A more facilitative approach to resolution is likely in situations where resolution is attempted at an early stage of the complaint process when the issues in the complaint may be ill-defined and the merit of the complaint unclear, or at latter stages when the evidence in relation to the dispute is equivocal. In contrast, a more advisory approach to resolution may be adopted where early in the process there is a strong prima facie case and relevant case precedent... [2]

Several sources argue against ADR being used to set precedent when contractual matters are involved.

An advocate in a labor arbitration forum, therefore, is not looking for decisions that would constitute precedent in the pending arbitration proceeding, but rather for decisions that might have persuasive authority because of their analytical power[3]

Whether or not the results of ADR are recorded, perhaps without identifying the participants, so it might be used in guidance for future dispute resolution, depends on the ADR process. Some organizations believe ADR is not appropriate when precedent or policy needs to be set. [4] Within the common law, there is a doctrine of stare decisis, also called precedent or case law, that records court decisions that interpreted ambiguities in the law.

An advocate in a labor arbitration forum, therefore, is not looking for decisions that would constitute precedent in the pending arbitration proceeding, but rather for decisions that might have persuasive authority because of their analytical power.

A similar negotiation process, in fact, can be part of formal lawmaking. For example, the two chambers of the U.S. Congress, or any other bicameral legislative body, may pass slightly different versions of a law on the same topic. The U.S. tradition here is to convene a conference committee, with equal representation from all chambers and perhaps all, or a majority, of political parties, to work out acceptable compromise language before the bill is sent to the President for signature.


Arbitration is a more formal process than mediation, in that the facilitators have more authority than mediators. An individual arbitrator, or a panel, will hear disputes, often more informally than would a court of the same jurisdiction. The arbitrator(s) then develops what, in the opinion of the arbitrator(s) and possibly neutral experts, is a fair solution to the dispute. In binding arbitration, the parties have, prior to the start of arbitration, agreed to accept the decision of the arbitrator. In nonbinding arbitration, parties may either have an appeal step within the arbitration process, or may take the dispute to the formal court process.

Types of facilitators

Facilitators are not necessarily attorneys, although they will typically have some legal knowledge. ADR facilitators for family law, such as divorce or child custody, often have their primary training in a counseling discipline, or other backgrounds that helps them deal with what may be major emotional complications. ADR for professional disputes, where the nature of the dispute may be quite technical and not easily understood in a court system, often are respected members of the profession, perhaps as a panel including general citizens or experts in relevant doctrines.

For ADR to work, the facilitators must be respected, unafraid of asking hard questions, and they must avoid the slightest appearance of conflict of interest.
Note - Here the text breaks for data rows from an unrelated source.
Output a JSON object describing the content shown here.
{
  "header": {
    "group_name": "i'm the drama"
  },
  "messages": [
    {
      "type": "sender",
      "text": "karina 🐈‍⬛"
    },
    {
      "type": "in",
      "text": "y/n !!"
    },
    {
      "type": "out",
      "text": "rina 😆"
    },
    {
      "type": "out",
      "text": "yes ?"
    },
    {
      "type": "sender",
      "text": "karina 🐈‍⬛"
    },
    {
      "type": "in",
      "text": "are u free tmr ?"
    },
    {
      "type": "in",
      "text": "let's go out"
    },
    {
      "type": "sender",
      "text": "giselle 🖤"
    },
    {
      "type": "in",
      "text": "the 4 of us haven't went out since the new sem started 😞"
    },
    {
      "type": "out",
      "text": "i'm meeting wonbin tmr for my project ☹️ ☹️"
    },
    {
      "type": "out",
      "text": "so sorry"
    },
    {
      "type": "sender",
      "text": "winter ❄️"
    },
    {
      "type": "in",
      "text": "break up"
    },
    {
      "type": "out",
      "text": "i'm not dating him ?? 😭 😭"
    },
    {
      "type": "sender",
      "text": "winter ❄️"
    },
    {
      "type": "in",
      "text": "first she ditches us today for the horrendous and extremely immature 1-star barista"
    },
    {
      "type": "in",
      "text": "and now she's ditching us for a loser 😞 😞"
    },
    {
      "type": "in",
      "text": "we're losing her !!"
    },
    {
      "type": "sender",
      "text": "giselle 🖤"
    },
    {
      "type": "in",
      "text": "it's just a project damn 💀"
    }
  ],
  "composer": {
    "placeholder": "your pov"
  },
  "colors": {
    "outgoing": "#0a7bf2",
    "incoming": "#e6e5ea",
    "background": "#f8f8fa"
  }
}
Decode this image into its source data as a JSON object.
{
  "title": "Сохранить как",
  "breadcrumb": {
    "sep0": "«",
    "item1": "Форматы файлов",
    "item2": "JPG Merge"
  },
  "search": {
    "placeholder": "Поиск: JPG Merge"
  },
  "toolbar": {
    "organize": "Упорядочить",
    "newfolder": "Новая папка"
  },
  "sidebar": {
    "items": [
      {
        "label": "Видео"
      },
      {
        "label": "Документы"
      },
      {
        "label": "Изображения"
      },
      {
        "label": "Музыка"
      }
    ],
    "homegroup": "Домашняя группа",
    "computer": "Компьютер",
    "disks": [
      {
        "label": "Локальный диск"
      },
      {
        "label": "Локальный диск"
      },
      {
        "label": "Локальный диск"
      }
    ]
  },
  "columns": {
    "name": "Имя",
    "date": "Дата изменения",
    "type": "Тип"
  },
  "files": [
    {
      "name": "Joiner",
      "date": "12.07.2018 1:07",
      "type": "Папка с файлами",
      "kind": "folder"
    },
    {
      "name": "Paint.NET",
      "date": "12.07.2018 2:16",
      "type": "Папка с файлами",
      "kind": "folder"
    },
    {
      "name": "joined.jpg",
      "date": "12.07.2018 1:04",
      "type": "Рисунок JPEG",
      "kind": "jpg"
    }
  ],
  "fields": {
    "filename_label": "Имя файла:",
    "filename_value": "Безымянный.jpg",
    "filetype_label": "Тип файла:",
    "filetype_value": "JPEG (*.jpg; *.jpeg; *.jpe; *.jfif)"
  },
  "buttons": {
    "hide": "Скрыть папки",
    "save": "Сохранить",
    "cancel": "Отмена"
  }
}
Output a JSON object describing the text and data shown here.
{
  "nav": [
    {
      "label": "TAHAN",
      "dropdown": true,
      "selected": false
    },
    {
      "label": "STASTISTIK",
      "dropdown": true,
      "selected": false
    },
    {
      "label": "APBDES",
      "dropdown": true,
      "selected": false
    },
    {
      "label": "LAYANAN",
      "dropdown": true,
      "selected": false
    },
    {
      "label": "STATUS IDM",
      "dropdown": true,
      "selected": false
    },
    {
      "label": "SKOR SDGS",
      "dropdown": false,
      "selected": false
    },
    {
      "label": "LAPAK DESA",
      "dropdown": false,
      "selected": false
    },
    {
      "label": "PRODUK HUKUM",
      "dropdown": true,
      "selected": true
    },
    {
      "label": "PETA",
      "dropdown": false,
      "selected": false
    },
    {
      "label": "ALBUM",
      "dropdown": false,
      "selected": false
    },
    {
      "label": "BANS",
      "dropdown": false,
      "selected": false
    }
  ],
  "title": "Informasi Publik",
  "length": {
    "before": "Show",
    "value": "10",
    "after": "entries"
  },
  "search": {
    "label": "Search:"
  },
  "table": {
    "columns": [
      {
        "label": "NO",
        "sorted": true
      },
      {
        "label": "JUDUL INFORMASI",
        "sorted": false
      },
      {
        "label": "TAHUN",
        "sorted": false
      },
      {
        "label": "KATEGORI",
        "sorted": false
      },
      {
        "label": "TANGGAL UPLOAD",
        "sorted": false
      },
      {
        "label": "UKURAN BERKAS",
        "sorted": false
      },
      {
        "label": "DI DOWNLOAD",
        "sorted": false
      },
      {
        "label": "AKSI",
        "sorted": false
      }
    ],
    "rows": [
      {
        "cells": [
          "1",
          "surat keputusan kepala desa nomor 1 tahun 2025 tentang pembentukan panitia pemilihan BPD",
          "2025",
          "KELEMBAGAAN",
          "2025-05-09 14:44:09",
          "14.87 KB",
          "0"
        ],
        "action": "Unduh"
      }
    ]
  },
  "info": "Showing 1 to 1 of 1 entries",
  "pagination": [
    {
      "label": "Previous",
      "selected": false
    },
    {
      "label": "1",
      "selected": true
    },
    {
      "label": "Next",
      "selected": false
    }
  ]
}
In many ADR procedures, especially when the facilitators are attorneys, they are absolutely forbidden, by professional ethics, from representing any party in an adversarial process. Depending on the jurisdiction and its rules, the facilitators may even be exempt from testifying in an adversarial procedure, although if there was a written recommendation from an arbitrator or mediator, it may be admissible as evidence.


  1. Cornell Law School
  2. Tracey Raymond (2006), "Alternative Dispute Resolution in the Human Rights and Anti-Discrimination Law Context: Reflections on Theory, Practice and Skills", Australian Human Rights Commission
  3. Suzanne Thorpe and Laura J. Cooper (October 23, 2004), "Features - Researching Labor Arbitration and Alternative Dispute Resolution In Employment", Law and technology resources for legal professionals
  4. U.S. Equal Opportunity Commission, Equal Employment Opportunity Commission's Alternative Dispute Resolution Policy Statement